France Davis. Photo by Adam Finkle.
In a black suit, red bow tie and matching pocket square, the Rev. France Davis exhorts his royal-blue-robed choir—backed by a Saturday-night lineup of electric guitars, keyboards and drums—to sing it like they mean it. He instructs his congregation, of blacks, whites, and African and Asian immigrants, to turn to someone they don’t know. “Tell them you love them and there’s nothing they can do about it.”
It’s Sunday morning at Calvary Baptist Church, a foothold of African American culture in Salt Lake City, an oasis of exuberance and diversity amid the monochromatic sanctuaries that dominate the city.

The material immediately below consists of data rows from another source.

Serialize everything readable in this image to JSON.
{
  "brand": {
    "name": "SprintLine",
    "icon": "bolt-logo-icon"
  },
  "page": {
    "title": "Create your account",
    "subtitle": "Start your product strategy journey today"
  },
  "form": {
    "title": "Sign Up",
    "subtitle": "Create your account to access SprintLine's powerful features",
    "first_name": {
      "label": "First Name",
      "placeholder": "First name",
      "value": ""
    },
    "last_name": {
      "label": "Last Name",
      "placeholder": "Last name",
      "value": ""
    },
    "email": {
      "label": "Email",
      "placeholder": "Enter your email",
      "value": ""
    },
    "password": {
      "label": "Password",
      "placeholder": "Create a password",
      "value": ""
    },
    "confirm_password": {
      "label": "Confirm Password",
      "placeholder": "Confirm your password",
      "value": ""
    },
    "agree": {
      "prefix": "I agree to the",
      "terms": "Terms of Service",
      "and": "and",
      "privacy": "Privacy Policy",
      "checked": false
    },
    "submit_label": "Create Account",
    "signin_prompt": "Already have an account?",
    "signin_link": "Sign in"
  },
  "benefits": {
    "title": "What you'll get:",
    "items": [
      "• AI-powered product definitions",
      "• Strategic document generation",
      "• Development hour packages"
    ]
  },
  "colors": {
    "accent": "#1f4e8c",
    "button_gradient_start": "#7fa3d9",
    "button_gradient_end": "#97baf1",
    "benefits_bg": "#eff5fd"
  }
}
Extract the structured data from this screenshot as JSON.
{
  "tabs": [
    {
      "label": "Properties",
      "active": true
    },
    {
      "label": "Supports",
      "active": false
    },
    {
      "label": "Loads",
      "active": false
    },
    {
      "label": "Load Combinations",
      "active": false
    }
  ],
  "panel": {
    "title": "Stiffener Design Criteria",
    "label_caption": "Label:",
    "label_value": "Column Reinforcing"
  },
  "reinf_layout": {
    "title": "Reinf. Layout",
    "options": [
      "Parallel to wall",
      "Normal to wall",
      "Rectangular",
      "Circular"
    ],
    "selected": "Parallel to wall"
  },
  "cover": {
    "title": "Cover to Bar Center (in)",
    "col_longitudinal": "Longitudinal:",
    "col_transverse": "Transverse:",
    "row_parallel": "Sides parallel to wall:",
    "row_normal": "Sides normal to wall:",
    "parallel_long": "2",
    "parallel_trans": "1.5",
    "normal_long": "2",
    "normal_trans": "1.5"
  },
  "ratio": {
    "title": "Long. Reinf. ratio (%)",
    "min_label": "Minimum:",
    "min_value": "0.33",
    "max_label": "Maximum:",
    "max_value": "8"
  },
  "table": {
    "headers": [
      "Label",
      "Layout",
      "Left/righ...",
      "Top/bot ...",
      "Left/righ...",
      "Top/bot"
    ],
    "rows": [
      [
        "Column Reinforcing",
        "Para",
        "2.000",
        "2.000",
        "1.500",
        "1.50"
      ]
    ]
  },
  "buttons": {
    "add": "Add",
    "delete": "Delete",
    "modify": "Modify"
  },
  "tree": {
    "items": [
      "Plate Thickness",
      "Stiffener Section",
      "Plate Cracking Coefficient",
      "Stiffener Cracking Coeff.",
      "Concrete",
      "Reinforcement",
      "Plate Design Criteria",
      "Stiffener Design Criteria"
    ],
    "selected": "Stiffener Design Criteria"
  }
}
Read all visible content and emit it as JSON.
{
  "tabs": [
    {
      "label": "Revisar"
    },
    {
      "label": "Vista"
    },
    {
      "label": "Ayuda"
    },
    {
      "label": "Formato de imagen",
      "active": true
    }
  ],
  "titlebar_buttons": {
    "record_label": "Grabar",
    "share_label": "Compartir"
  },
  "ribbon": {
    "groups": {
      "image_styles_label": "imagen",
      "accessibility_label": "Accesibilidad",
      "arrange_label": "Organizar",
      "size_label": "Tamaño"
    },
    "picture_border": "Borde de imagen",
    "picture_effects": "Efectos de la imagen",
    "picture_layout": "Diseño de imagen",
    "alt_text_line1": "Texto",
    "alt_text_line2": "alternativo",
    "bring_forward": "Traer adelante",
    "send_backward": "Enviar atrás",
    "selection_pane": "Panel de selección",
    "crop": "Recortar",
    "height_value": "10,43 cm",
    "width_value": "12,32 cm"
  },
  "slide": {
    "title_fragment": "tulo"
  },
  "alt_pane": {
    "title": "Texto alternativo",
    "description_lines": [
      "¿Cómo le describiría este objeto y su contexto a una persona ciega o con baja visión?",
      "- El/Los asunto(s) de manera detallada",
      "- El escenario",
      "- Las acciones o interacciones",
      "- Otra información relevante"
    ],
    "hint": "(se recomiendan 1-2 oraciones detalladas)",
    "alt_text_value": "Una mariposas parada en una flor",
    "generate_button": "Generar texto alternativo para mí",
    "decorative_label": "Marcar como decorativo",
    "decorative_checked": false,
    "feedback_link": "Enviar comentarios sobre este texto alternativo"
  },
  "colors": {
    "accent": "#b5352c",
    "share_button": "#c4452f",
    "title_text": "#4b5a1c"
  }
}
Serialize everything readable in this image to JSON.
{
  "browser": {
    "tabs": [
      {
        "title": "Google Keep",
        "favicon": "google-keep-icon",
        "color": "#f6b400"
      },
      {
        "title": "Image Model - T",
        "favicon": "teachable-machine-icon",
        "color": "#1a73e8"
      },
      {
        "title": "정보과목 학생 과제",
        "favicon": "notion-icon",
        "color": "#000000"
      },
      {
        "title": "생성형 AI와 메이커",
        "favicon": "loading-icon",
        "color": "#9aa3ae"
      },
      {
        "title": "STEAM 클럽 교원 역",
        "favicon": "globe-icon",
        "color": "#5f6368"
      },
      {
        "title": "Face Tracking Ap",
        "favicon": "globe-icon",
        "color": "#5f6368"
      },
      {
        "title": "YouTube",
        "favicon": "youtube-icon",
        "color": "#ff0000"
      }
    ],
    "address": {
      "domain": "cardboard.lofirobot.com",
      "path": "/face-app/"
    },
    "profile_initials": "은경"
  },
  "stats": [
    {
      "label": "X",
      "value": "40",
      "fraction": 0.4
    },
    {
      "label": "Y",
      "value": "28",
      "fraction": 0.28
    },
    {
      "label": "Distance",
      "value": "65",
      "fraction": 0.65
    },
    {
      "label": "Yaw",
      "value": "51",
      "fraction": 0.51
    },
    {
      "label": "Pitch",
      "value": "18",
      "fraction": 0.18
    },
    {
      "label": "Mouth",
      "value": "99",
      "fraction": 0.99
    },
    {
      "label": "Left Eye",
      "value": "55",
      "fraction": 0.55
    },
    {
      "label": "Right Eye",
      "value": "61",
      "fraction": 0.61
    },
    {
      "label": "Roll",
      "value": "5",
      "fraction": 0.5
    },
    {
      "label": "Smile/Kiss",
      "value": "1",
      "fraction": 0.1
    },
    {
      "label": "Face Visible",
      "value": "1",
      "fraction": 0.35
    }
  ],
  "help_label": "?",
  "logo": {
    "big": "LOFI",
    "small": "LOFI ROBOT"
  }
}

It’s a far cry from what Davis found when he first arrived here in 1972, starting what he thought would be a one-year teaching gig at the University of Utah before returning home to Georgia. Having ventured as far as Southeast Asia with the Air Force, Davis was unprepared for a cultural landscape so alien in his own country. Or so deeply inhospitable.
“It was like fighting the civil rights movement all over again,” says the 66-year-old pastor of the city’s largest and second-oldest African American congregation. Davis had been part of the movement as a Tuskegee University undergraduate and marched with Martin Luther King, Jr. But when he arrived in Utah to move into an apartment he had leased long distance, the landlord refused to rent to him.
“Housing [in Utah] was not open, educational opportunities were limited, economic opportunities were very limited and political opportunities were completely nonexistent. Everything was run by the dominant [religious] community, excluding anyone else,” he says.
Over the last 40 years, Davis has become the most prominent and influential African American in Salt Lake City. Through his dedication, as devoted minister and community advocate, he has helped create a more welcoming home for Utah’s people of color. Because of the relationships he’s built with mayors, governors, business leaders and university administrators statewide, Salt Lake’s tiny black population (around 4,600 at last official count) is more integrated into the city’s social, economic and political life.
“He’s really the drum major of the community,” says Charles Henderson, a Calvary member and former Kearns Community Council member. “He sets the tone of what we should do and how we should do it.”
Davis’ emphasis on education, leadership and political engagement may become increasingly important as black Salt Lakers, like African Americans nationwide, face what Davis acknowledges is a shift, even a slowdown, in forward progress. “I’m distressed by the attitudes that still haven’t changed, by people thinking that difference means ‘less than,’ and by those who think we’ve arrived and all the issues have been handled.”